— PROVIDED RECORDS —
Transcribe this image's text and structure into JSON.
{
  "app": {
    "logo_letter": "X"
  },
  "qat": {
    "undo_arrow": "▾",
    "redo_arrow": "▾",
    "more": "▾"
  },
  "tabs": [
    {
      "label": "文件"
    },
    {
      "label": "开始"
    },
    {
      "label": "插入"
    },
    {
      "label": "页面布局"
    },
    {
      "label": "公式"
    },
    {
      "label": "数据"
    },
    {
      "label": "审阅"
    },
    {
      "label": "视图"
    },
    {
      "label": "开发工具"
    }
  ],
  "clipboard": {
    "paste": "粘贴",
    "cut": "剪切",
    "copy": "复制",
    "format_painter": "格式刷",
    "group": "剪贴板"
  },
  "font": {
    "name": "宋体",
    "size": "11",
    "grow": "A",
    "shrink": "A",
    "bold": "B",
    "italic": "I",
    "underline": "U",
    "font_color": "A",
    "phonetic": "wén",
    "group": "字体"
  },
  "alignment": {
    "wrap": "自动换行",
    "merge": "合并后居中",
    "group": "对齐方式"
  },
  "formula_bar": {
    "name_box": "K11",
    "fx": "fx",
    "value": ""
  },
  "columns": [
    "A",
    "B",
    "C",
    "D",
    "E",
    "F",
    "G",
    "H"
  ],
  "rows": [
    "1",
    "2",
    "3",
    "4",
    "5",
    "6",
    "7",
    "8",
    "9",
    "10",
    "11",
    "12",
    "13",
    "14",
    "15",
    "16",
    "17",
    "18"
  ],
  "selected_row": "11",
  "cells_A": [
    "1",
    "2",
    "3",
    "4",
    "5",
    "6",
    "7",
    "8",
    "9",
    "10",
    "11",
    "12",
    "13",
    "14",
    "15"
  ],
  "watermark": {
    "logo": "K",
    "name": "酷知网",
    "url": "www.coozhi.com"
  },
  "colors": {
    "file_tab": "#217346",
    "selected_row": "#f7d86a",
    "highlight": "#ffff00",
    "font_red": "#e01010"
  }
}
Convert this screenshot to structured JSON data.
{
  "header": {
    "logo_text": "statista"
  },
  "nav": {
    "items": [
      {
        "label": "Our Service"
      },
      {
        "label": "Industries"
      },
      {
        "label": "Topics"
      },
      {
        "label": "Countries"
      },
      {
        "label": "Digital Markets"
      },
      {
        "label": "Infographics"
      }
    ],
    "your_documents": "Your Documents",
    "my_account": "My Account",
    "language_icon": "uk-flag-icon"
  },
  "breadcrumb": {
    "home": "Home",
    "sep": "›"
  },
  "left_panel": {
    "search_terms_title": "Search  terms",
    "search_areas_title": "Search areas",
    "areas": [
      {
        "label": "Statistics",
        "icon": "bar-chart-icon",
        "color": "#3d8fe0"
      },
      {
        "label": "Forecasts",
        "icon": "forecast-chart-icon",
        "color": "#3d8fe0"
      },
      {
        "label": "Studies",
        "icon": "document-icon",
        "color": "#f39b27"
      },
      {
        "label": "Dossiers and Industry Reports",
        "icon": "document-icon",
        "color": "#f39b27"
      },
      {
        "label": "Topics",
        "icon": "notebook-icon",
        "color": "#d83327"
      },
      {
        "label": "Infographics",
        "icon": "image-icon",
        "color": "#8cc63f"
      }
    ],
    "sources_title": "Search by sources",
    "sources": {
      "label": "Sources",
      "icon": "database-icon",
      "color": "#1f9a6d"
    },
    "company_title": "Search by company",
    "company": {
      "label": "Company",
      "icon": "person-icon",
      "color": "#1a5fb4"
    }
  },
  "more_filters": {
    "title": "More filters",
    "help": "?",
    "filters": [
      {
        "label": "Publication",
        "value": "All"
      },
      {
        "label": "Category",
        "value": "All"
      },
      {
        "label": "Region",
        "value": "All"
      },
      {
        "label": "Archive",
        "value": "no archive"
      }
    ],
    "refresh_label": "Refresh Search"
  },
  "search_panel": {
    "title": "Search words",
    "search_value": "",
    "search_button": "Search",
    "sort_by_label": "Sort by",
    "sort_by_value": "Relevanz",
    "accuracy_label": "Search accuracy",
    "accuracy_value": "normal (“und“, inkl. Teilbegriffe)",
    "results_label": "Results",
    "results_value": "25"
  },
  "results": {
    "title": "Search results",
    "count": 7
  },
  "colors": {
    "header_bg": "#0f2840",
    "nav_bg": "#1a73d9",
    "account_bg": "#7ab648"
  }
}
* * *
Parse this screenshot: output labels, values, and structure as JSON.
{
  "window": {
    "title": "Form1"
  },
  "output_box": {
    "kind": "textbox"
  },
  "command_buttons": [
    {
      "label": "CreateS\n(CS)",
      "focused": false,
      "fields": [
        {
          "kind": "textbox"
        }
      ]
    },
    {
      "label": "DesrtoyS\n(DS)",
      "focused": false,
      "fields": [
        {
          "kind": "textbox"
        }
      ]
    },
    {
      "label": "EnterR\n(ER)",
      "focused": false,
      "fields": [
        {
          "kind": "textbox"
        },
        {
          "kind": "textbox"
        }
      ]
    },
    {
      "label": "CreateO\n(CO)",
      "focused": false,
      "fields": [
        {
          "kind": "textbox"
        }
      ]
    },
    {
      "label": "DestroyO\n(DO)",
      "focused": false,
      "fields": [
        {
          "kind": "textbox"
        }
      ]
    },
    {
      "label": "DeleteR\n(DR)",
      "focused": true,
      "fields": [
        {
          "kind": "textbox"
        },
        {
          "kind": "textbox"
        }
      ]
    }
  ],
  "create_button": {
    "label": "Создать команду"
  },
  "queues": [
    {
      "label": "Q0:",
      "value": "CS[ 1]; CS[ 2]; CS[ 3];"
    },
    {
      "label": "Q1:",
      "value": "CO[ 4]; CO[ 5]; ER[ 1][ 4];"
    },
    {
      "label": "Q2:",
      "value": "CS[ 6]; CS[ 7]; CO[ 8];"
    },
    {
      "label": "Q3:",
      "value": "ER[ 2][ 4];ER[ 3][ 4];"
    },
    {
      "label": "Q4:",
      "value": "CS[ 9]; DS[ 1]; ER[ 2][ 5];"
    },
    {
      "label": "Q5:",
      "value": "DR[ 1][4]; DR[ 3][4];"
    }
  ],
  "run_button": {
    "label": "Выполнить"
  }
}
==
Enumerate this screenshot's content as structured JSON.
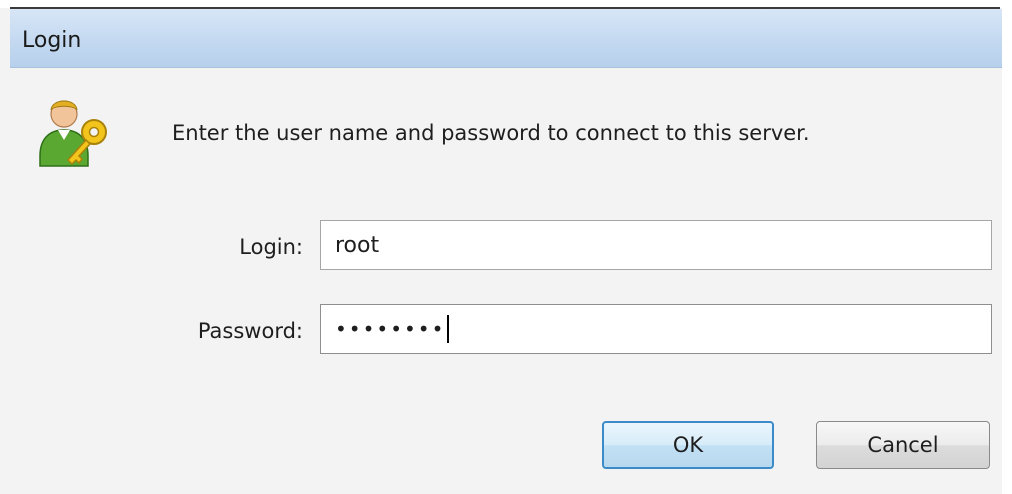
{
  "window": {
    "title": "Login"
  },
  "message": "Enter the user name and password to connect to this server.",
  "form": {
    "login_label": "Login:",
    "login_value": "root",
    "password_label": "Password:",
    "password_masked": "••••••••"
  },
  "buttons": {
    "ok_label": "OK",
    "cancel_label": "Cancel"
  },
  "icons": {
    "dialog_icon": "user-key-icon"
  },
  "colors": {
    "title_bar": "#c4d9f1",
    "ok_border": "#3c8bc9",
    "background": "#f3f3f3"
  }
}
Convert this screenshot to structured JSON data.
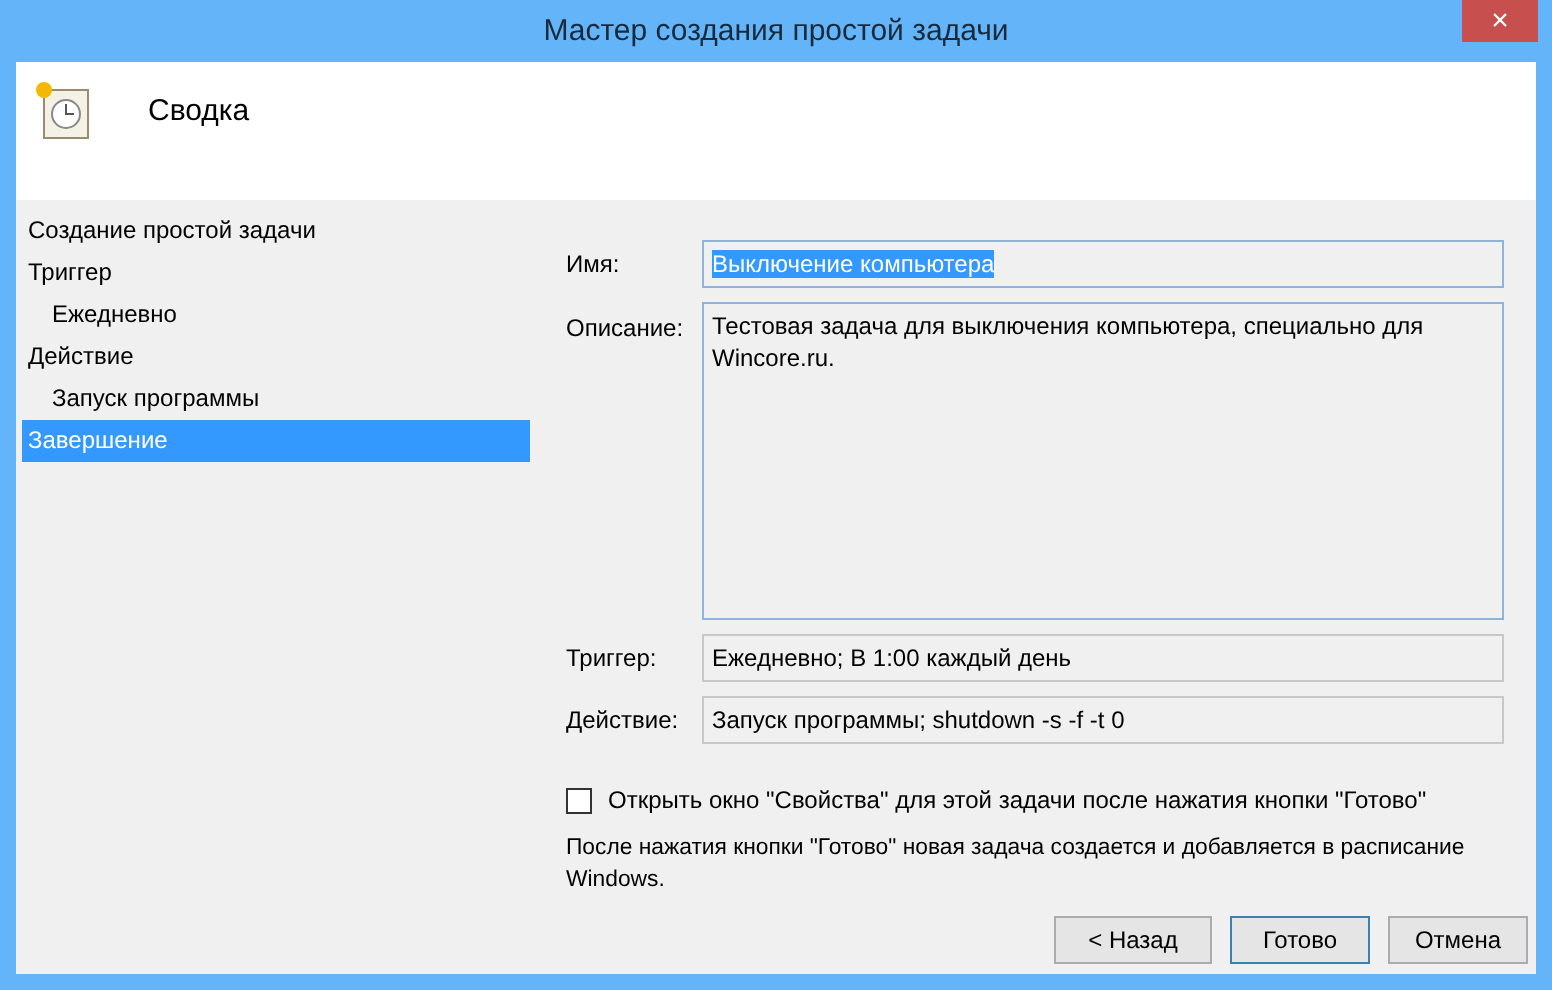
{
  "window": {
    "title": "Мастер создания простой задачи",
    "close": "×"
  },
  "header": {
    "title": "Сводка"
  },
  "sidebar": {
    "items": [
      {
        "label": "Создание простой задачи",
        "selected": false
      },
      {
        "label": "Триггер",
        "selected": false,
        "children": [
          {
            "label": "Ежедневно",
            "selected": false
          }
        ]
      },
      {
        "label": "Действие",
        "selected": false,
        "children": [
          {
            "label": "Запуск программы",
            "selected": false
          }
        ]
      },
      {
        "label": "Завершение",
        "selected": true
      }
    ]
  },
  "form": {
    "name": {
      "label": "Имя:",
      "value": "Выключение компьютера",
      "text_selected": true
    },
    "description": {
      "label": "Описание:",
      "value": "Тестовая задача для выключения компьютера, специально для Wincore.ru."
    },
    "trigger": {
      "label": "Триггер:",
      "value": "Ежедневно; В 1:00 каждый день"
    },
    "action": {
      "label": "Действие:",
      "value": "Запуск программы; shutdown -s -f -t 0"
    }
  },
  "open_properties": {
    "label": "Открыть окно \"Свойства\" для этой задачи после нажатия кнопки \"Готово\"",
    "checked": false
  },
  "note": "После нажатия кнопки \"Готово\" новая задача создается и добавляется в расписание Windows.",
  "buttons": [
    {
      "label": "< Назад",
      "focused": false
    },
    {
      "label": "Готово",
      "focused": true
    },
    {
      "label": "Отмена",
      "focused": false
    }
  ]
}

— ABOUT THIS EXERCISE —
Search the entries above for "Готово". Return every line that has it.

— EXERCISE SOLUTION —
    "label": "Открыть окно \"Свойства\" для этой задачи после нажатия кнопки \"Готово\"",
  "note": "После нажатия кнопки \"Готово\" новая задача создается и добавляется в расписание Windows.",
      "label": "Готово",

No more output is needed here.